Chris Pruett on Tuning Gameplay

This Gamasutra article by Chris Pruett is a very compelling look at a super cool system for visual feedback (in the form of heat maps) using player metrics to indicate gameplay through the level.

Survival Master Research Field Test Invitation

The Simulation and Modeling for Technology Education NSF DR K-12 Research Project would like to call teachers' attention to an opportunity to help in the development of the Survival Master game. This National Science Foundation-funded Project would welcome teachers (gamers or not gamers) who might like to try this curriculum with middle school classes during the January 2012 semester. Training will be provided during the prior August (2011) at Hofstra University on Long Island and support will continue through online Webinars. Not only will the field test teachers assist the development team in refining the materials, but they will have a chance to work with like-minded colleagues who are anxious to help advance digital game-based learning as an instructional strategy in STEM education.

Survival Master Field Testing Invitation Video

Please watch the video above for an overview of the project. All expenses will be paid, materials will be provided, and teachers will receive an honorarium for participating. Should you be interested in joining the team, please contact Michael Hacker, SMTE Project Director, at

Friday, September 24, 2010

National STEM Video Game Challenge

The Joan Ganz Cooney Center at Sesame Workshop announced President Obama's initiative to promote a renewed focus on Science, Technology, Engineering, and Math (STEM) education, with the National STEM Video Game Challenge that aims to motivate interest in STEM learning among America's youth by tapping into students' natural passions for playing and making video games.

Wednesday, August 25, 2010

Math Snacks and Science Pirates

If you haven't already tried these, check out this cool work that is NMSU is doing in their Media Productions and Learning Game Lab:
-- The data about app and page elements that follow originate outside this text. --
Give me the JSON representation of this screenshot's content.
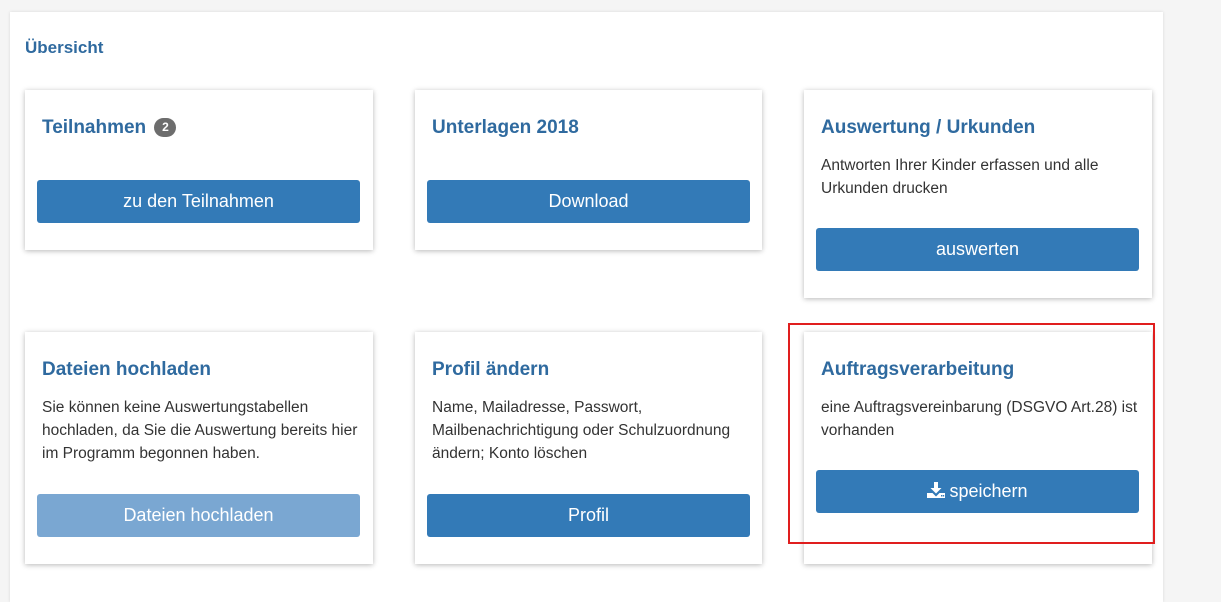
{
  "overview": {
    "title": "Übersicht"
  },
  "cards": {
    "teilnahmen": {
      "title": "Teilnahmen",
      "badge": "2",
      "button": "zu den Teilnahmen"
    },
    "unterlagen": {
      "title": "Unterlagen 2018",
      "button": "Download"
    },
    "auswertung": {
      "title": "Auswertung / Urkunden",
      "text": "Antworten Ihrer Kinder erfassen und alle Urkunden drucken",
      "button": "auswerten"
    },
    "dateien": {
      "title": "Dateien hochladen",
      "text": "Sie können keine Auswertungstabellen hochladen, da Sie die Auswertung bereits hier im Programm begonnen haben.",
      "button": "Dateien hochladen",
      "button_disabled": true
    },
    "profil": {
      "title": "Profil ändern",
      "text": "Name, Mailadresse, Passwort, Mailbenachrichtigung oder Schulzuordnung ändern; Konto löschen",
      "button": "Profil"
    },
    "auftrag": {
      "title": "Auftragsverarbeitung",
      "text": "eine Auftragsvereinbarung (DSGVO Art.28) ist vorhanden",
      "button": "speichern",
      "button_icon": "download-icon"
    }
  },
  "colors": {
    "title": "#2f6a9f",
    "button": "#337ab7",
    "button_disabled": "#7aa7d2",
    "highlight": "#e01e1e",
    "badge": "#6d6d6d"
  }
}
Math Snacks

Math Snacks are short animations and mini-games designed to help learners "get it". Each snack presents a mathematical concept, particularly those addressed in grades 6, 7 and 8. Ideal for use in a classroom or on your own, they can even be placed on mobile devices for "homework". The accompanying print materials can assist learners in applying their conceptual understanding to math problems. Math Snacks were developed by NMSU's Media Productions and tested in the Learning Game Lab

Science Pirates

Science Pirates: The Curse of Brownbeard is a 3D educational computer game that communicates food safety knowledge in an environment of scientific exploration. The USDA awarded NMSU a grant to develop interactive games that help mid-school youth learn about food safety procedures, such as hand washing, cooking food to the proper temperature, keeping raw meat and cooked food separate, and washing surfaces. NMSU's Media Productions unit has a strong history in developing food safety materials, including an effective games site for younger children in 3rd - 5th grades, "The Food Detectives Fight BAC!(r)".

Original game design called for online gaming simulations through which youth would design their own experiments, draw conclusions and make recommendations in all areas of food safety. However, early testing of prototypes revealed the lack of experience youth have in conducting experiment design, and the instructional challenge of preparing students to adequately perform this important science process. Thus, the educational goal of Pirate Science shifted from one of understanding food safety issues through science processes, to one of understanding science processes to better change food safety behavior. That meant the educational focus became more centered on scientific understanding and processes, with the end result being a game that leads students through science processes as recommended through national science standards, while giving gamers a culminating activity of experiment design to lead them to better understanding of hand washing.

For more information on use or development of additional materials, contact: